This is the largest parish in the district covering more than nine square miles and is all that remains of the old Hundred of Crondall referred to in the Domesday Book of 1086. The southern boundary is the North Downs along which ran the prehistoric Harrow Way, thought to be the oldest road in Britain which ran from the Cornish tin mines to Dover in Kent. Remains of Roman and Norman settlements have been found close beside the Harrow Way near Barley Pound.
Crondall has for centuries been rich farming land. A great variety of soils appear in the area because it lies on the edge of the London Basin. These soils include chalk, clay and heavy fertile loam called Hampshire Clunch. Hops, widely renowned, were grown here for two hundred years until the last war.
Throughout Crondall there are many well-preserved old houses and cottages. The 12th Century Norman parish church is one of the finest in Hampshire. It replaced a Saxon church on the same site and the Saxon font remains from that period. Three Norman doorways and the interior work of the same period is most impressive.
A fine panoramic view of this beautiful part of Hampshire may be gained from Queens View to the east of Crondall. It takes its name from the fact that Queen Victoria admired this view whilst inspecting the garrisoned troops at nearby Aldershot "Home of the British Army".
To view parish information about the community, heritage and conservation areas please select the parish in the parish profiles web page.
On 1 September 2016, Hart District Council approved the designation of the whole of the civil parish of Crondall as a Neighbourhood Area in accordance with the Neighbourhood Planning (General) Regulations 2012.
Details of the Neighbourhood Area can be viewed below.
Conservation area consultation
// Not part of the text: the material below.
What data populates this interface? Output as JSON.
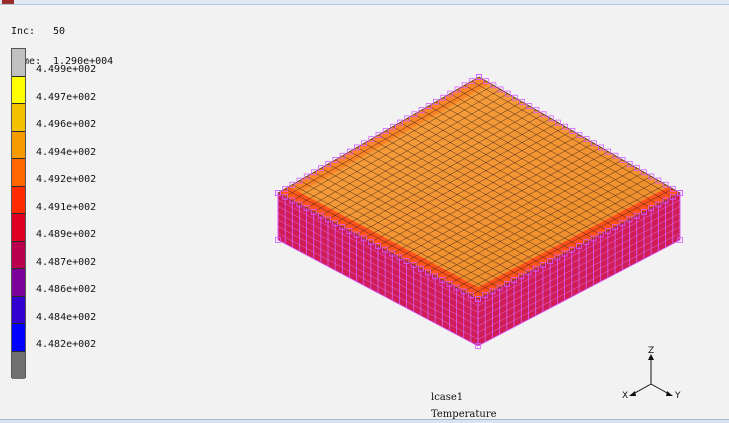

A revised Conservation Area Appraisal and Management Proposals document is being prepared. Further information can be found on the Conservation webpage.
Crondall Parish Council contact details